**Exercise instructions:**
Scan the data below and pick out the lines containing the word "screenshot".

########

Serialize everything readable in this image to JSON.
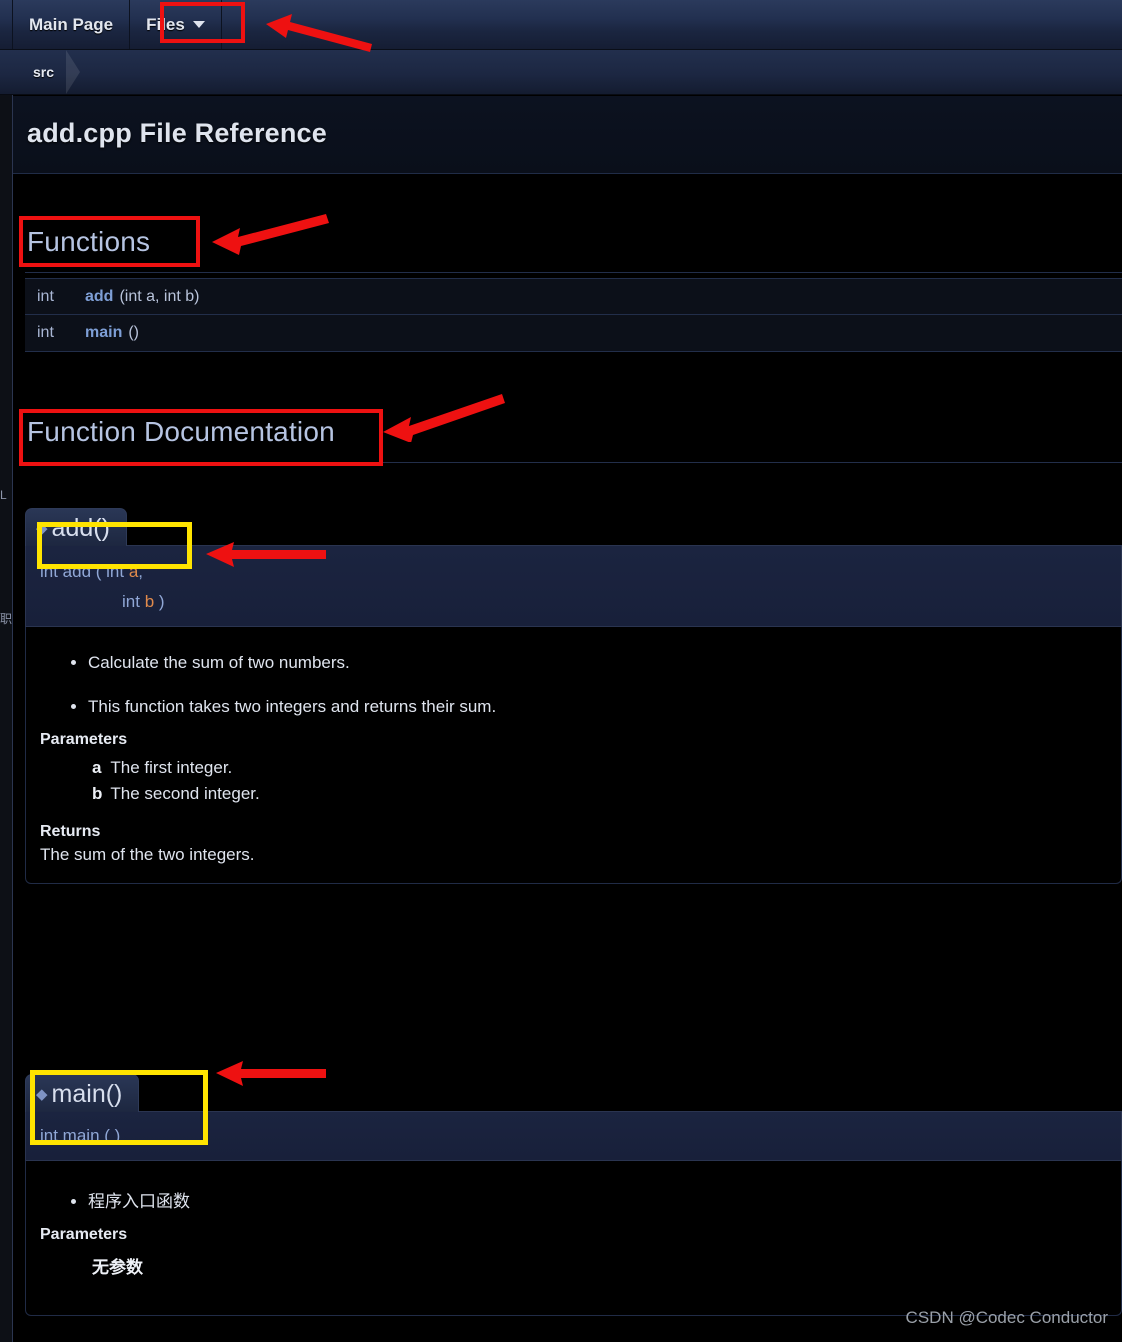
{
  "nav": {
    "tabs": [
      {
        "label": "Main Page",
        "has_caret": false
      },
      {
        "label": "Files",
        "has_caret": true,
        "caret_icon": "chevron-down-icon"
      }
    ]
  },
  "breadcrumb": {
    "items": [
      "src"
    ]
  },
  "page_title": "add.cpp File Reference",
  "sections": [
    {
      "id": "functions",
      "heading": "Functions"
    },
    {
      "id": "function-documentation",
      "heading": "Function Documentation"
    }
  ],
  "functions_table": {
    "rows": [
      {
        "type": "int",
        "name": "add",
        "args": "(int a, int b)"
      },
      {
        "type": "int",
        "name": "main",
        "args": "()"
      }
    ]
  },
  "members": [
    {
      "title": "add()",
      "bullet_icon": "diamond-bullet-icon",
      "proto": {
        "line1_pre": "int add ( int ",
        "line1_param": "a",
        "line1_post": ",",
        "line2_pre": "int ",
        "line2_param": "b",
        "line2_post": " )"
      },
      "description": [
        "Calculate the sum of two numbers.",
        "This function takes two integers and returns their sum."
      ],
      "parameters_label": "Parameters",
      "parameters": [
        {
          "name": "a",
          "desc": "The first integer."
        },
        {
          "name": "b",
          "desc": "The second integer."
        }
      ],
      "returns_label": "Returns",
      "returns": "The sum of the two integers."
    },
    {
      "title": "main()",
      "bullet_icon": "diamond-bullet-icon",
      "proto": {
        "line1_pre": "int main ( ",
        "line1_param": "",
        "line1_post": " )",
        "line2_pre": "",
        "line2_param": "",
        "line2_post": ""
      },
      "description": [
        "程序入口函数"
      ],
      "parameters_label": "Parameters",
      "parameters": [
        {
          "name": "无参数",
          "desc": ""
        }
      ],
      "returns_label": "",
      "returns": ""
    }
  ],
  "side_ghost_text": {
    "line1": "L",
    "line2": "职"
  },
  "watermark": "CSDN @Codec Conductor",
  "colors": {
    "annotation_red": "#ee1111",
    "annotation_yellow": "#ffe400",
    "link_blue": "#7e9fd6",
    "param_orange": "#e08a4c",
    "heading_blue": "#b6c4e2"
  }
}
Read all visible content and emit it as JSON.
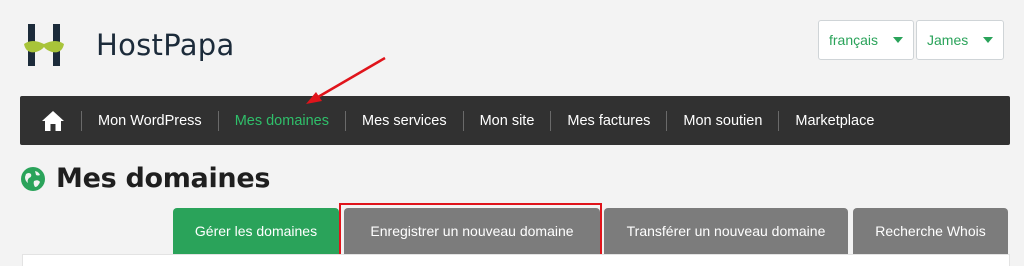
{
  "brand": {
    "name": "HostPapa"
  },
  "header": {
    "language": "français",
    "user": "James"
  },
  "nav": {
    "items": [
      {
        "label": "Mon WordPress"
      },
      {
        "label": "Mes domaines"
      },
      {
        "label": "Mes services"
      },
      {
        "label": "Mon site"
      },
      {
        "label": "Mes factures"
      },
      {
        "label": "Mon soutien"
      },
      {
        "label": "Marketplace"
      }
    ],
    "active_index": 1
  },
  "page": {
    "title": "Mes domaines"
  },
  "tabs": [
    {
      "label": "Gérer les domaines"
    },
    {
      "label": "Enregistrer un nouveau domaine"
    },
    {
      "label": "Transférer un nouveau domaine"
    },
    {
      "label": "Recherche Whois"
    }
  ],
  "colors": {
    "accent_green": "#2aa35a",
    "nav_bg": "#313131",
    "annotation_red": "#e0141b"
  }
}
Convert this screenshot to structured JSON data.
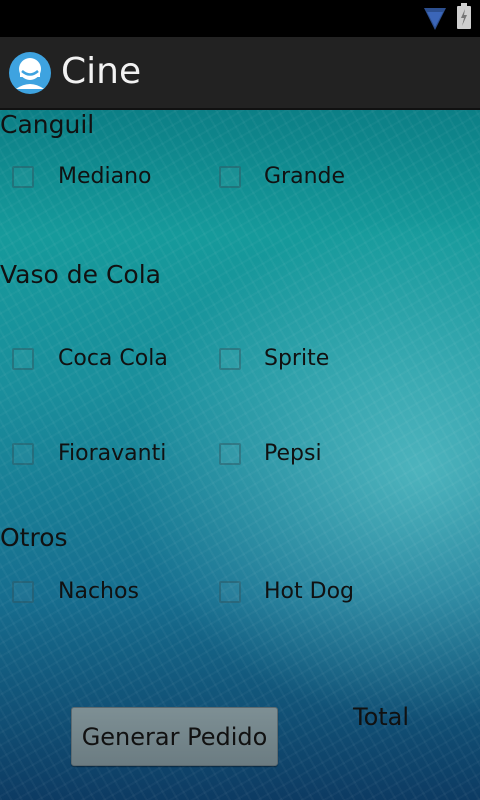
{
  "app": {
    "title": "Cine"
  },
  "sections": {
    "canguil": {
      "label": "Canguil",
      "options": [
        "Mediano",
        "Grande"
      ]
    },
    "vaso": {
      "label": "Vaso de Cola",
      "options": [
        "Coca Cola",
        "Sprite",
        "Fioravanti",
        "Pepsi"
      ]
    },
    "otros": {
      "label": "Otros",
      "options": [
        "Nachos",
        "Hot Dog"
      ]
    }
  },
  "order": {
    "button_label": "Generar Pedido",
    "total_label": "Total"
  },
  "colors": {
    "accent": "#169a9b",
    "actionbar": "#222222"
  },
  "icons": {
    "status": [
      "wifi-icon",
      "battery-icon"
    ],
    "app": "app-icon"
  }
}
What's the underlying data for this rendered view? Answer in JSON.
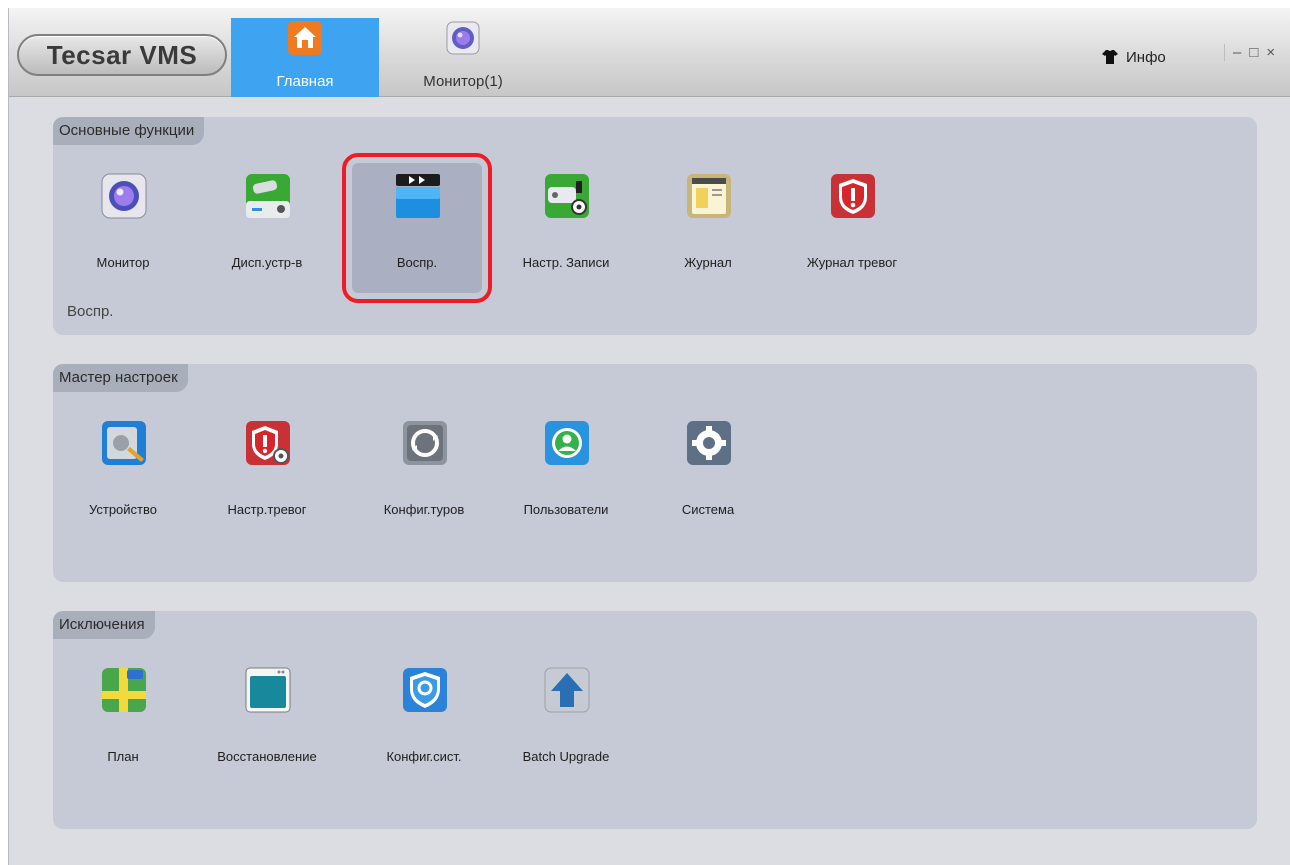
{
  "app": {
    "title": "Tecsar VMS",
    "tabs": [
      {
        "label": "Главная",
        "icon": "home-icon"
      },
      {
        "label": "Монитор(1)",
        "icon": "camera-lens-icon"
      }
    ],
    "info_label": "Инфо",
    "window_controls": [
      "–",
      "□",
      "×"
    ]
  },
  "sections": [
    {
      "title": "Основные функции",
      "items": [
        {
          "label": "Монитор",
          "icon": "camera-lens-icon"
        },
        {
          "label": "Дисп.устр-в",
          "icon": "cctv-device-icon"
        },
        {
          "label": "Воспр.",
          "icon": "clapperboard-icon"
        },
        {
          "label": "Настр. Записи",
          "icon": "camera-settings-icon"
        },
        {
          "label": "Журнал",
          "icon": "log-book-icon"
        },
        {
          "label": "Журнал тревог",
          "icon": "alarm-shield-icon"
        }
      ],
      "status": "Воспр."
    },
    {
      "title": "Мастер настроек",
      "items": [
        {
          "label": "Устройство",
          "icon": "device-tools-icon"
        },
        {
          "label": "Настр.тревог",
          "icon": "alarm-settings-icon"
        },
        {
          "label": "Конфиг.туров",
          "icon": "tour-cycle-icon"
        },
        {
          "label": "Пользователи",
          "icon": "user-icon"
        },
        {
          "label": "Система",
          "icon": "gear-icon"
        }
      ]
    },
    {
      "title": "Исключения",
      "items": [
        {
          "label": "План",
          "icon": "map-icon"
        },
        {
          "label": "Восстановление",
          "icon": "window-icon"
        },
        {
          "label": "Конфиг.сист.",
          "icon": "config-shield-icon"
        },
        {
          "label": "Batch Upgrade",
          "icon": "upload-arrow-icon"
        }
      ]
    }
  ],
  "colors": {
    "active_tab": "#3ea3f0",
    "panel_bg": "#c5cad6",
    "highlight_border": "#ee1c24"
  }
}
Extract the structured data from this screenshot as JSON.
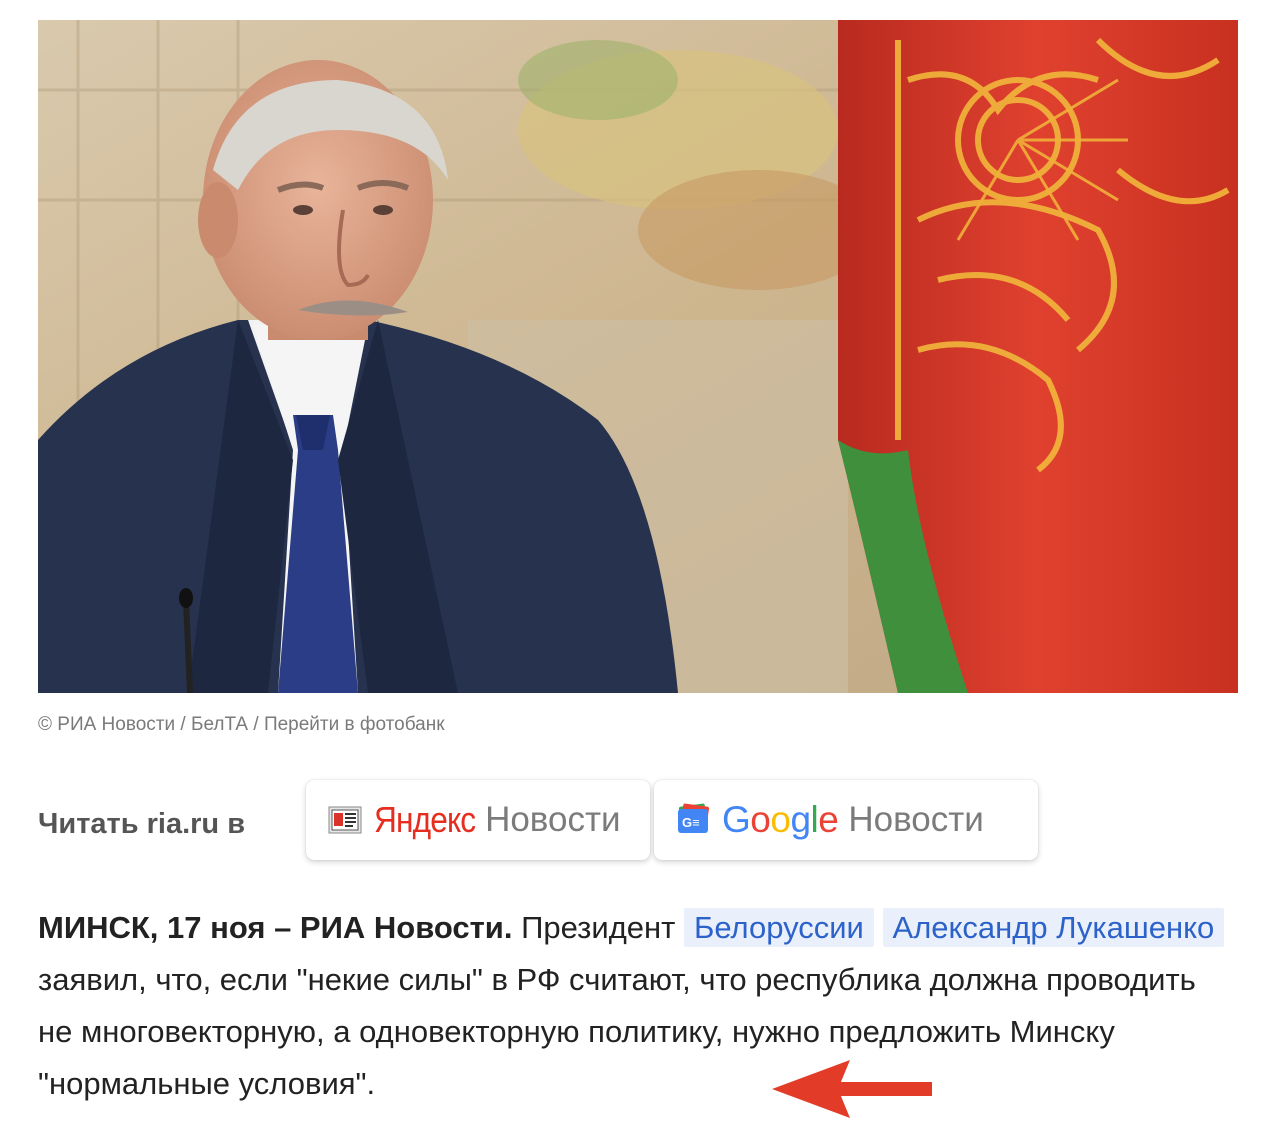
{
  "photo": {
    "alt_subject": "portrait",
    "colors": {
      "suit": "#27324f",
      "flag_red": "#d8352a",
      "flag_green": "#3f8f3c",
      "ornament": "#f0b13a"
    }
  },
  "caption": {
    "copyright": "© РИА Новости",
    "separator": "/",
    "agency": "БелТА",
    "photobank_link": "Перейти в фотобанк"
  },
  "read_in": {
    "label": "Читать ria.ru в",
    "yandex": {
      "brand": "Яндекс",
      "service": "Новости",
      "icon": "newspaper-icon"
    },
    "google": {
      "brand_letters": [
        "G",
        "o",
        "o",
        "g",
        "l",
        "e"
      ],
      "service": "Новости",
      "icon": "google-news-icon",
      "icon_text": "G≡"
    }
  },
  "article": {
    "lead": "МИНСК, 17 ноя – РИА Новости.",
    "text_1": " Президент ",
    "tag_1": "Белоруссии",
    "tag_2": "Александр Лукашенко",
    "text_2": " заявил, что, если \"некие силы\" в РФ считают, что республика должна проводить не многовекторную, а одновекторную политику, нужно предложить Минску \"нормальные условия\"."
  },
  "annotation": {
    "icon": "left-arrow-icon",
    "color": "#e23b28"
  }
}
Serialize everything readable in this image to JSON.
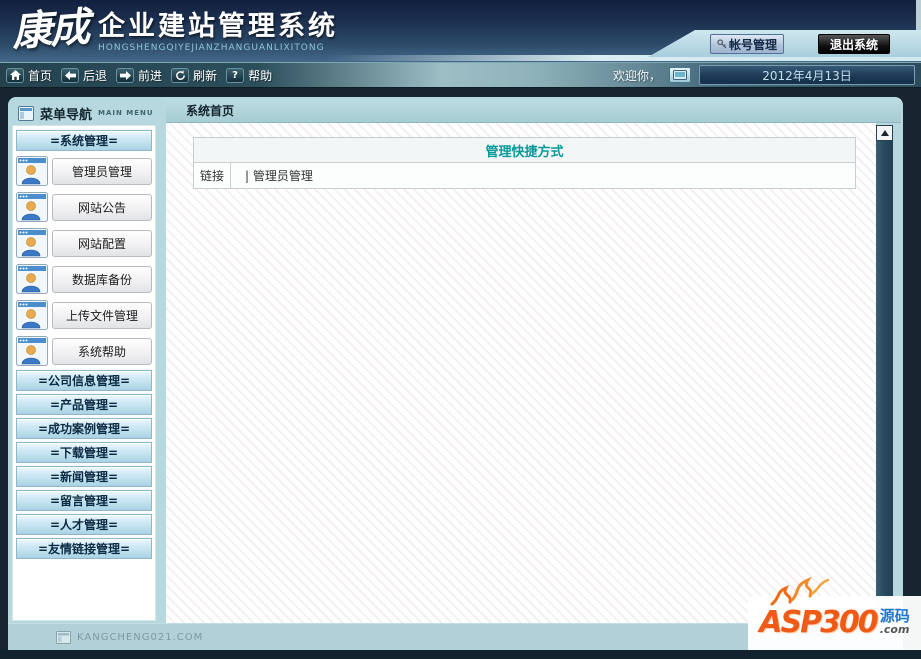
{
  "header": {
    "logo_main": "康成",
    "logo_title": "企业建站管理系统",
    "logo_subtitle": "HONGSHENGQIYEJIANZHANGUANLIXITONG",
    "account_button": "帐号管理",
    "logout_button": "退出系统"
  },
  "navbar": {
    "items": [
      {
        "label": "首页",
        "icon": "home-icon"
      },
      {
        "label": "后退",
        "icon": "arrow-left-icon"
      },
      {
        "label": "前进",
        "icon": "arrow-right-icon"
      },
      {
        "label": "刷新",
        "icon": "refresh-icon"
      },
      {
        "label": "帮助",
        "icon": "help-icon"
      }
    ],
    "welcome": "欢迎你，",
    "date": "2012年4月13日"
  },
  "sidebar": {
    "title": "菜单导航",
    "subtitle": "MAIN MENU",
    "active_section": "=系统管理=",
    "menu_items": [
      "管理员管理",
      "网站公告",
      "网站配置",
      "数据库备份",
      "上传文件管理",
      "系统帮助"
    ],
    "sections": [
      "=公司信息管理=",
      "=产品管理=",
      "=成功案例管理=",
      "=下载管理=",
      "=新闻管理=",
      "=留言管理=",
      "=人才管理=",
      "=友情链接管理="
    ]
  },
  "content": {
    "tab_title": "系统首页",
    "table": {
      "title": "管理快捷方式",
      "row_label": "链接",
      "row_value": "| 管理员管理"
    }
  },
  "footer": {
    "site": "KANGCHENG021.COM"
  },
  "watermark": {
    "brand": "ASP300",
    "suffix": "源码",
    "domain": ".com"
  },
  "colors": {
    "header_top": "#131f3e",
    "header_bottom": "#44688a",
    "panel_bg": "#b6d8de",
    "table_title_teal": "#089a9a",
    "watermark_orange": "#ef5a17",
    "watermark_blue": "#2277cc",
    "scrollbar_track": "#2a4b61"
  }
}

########

**Worked solution:**
Convert this screenshot to structured JSON data.
Extract the structured data from this screenshot as JSON.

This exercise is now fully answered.